Friends, former hostages praise Terry Anderson, AP reporter and philanthropist, at memorial service

NEW YORK (AP) — Fellow former hostages, family and coworkers celebrated the life of journalist and philanthropist Terry Anderson Wednesday, remembering a man who helped others while struggling to heal himself.

The news writer became a news subject when he was taken hostage in Lebanon by members of an Islamic extremist group in 1985. At the time, he was chief Middle East correspondent for The Associated Press, had one daughter and his future wife was six months pregnant. He was one of the longest-held hostages in U.S. history, captive for 2,454 days.

Anderson died on April 21 at his home in Greenwood Lake, New York. He was 76. The memorial on Wednesday was shown on YouTube by the Overseas Press Club.

More than a year into captivity, two new hostages were moved into his jail, men from Northern Ireland and England who spoke at his memorial from the AP office in New York. They said Anderson's hunger for intellectual stimulation had him verbally pounce on them, squeezing them for knowledge of current events, histories of their homelands and any shred of literature they could share.

He “prodded and poked at something for weeks and weeks until you almost had nothing left to tell him," said Brian Keenan, originally from Belfast, who was teaching English in Beirut when he was kidnapped and later found himself imprisoned with Anderson.

“Terry’s bullish, stubborn nature was a really vital part of our survival together,” said John McCarthy, a British journalist and fellow hostage who attended the memorial, crediting him for pestering guards to give them books, a radio at one point and crucially — respect. "It was about constantly reminding the men with the guns ... that we were human beings.”

Terry Anderson received a hero’s welcome when he was freed in 1991, from the AP and New York state. Mourners remembered how he kept his sense of humor. Louis Boccardi, who had been leading the AP for two-and-half-months when Anderson was kidnapped, had arranged for Anderson to spend time in the mountains in Europe to speak with trauma counselors.

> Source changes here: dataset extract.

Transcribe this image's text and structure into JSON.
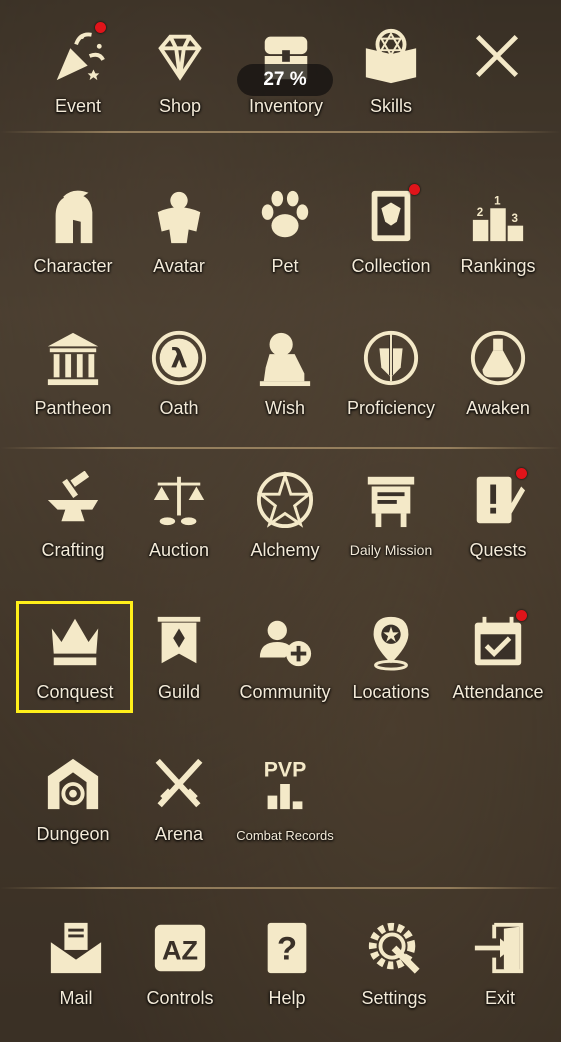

“'I haven’t been in the warm sunshine for six and a half years. And you want me to go to the Alps?'” Boccardi recalled Anderson saying. The counseling was moved to the Caribbean.

Anderson struggled with PTSD and, his ex-wife revealed at the memorial, was unable to fully heal from his ordeal. But he was rarely idle and pursued healing and growth for others. Anderson taught journalism and led philanthropic efforts to help children and veterans.

“Terry wanted his students to write with purpose and conviction, to speak the truth through power, with authority and without fear,” said Keenan.

A Vietnam War veteran, Anderson helped found the Vietnam Children’s Fund, which built 51 schools in that country over decades.

On Wednesday, New York State Sen. James Skoufis presented a posthumous Liberty Medal for Anderson's contributions to journalism and his advocacy for homeless veterans in Hudson Valley. Skoufis said that Anderson spent seven years advocating for funding for a veteran's housing program, which was approved only months ago, in the form of a $1 million federal grant.